Tulips on Chalcot Square

The Primrose Hill Blue Plaque Parade (2)

Sylvia Plath and WB Yeats

Chalcot Square must be one of the prettiest places in London, with its pastel-painted stucco houses set around the public garden in the middle.
Chalcot Square
Part of the square’s charm, and this could also be said for Primrose Hill in general, too, is the mixture of smartness and slightly crumbly, faded gentility. Against this charming and lived-in backdrop is to be found a Blue Plaque to commemorate Sylvia Plath (1932-1963), who lived here with Ted Hughes for a short time from 1960-1961. It’s hard to consider the American writer and poet without peering through the tinge of regret for her recurrent depression and finally her suicide, around the corner at 23 Fitzroy Road – but her influence and renown as an author extend beyond her sad demise. She was awarded the Pulitzer Prize posthumously for the Collected Poems, becoming the first poet to win it after death; and her semi-autobiographical novel, the Bell Jar, is still highly-regarded and to be found on A-Level English Lit reading lists. Plath’s Chalcot Square plaque must surely be one of our best-known and most cherished landmarks.


Sylvia Plath

Meanwhile, 23 Fitzroy Road has not gone unmarked; long before Plath and her children came to live there, this pretty terraced house was home to poet and writer WB Yeats (1865-1939). For his poetry, he became in 1923 the first Irishman to win a Nobel Prize. Yeats lived in this house as a small boy, when his family moved from Sligo in 1865 so that the father, John, could pursue his career as an artist. These houses, close to the junction with Chalcot Road, were built around 1860, so the neighbourhood was still newly-developed when the Yeats family arrived.


WB Yeats
WB Yeats, Fitzroy road

This house doesn’t have a plaque to Sylvia Path, but on the anniversary of her death flowers are left here, presumably by admirers of her work.


© 2013 iLovePrimroseHill.com all rights reserved.


  1. indytony

    I was drawn here while doing a tag search for “Sylvia Plath’s posts. I appreciate seeing a site where she once lived. Perhaps I’ll visit there one day.

    I’ve been reading Plath’s early journals for a writing project and am looking to foster dialogue on her life and work. I wrote a brief post today on some of her early perspectives, here –


    I would love for you to check it out as you have the chance and comment if you feel so led.

    Keep up the good blogging.

    1. primrosehilllife

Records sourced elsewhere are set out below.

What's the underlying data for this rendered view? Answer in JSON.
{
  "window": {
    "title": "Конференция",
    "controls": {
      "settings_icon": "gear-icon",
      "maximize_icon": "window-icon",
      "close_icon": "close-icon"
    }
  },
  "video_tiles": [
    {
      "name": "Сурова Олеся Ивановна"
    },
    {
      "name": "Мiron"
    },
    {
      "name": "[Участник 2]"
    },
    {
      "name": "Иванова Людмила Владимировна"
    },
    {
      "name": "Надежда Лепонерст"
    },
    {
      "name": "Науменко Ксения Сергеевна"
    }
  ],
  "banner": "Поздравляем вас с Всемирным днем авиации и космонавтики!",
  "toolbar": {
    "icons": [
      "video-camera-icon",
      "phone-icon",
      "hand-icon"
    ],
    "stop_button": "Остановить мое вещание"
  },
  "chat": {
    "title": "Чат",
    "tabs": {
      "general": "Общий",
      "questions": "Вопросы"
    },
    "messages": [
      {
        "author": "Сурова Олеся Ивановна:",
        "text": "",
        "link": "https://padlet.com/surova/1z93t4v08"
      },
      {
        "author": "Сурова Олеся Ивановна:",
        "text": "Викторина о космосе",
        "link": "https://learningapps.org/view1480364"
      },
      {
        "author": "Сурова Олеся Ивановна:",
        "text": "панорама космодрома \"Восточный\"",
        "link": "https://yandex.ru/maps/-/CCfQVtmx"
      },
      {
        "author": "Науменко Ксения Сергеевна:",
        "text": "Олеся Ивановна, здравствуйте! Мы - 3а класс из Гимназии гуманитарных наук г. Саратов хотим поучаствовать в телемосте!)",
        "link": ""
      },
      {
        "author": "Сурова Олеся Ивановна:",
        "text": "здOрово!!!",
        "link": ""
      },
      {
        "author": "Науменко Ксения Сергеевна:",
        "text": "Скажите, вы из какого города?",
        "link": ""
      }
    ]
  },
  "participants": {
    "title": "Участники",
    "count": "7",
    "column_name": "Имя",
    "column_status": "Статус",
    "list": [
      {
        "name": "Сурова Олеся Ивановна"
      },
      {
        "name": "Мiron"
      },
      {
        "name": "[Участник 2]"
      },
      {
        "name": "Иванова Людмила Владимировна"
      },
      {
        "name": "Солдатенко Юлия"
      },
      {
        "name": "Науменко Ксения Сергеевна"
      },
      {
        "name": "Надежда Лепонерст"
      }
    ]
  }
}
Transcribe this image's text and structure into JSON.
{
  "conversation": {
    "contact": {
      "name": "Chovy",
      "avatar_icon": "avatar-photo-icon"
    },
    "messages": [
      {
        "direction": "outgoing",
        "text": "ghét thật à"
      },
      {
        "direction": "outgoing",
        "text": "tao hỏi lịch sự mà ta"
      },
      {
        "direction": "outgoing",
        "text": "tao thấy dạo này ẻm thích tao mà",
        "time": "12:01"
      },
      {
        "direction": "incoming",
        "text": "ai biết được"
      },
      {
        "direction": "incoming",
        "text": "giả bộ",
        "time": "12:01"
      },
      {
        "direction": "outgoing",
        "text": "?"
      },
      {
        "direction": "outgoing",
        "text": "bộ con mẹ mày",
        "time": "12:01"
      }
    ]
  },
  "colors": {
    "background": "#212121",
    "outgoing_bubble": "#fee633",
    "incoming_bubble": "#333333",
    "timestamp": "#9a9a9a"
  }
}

      Thanks for taking a look at iLovePrimroseHill.com, and for your comment. Sometimes I tweet links to press articles about Plath from @_Primrose_Hill, my related Twitter feed. There’s one from yesterday that you might find interesting.
      And I will certainly take a look at your post on Plath.

Leave a Reply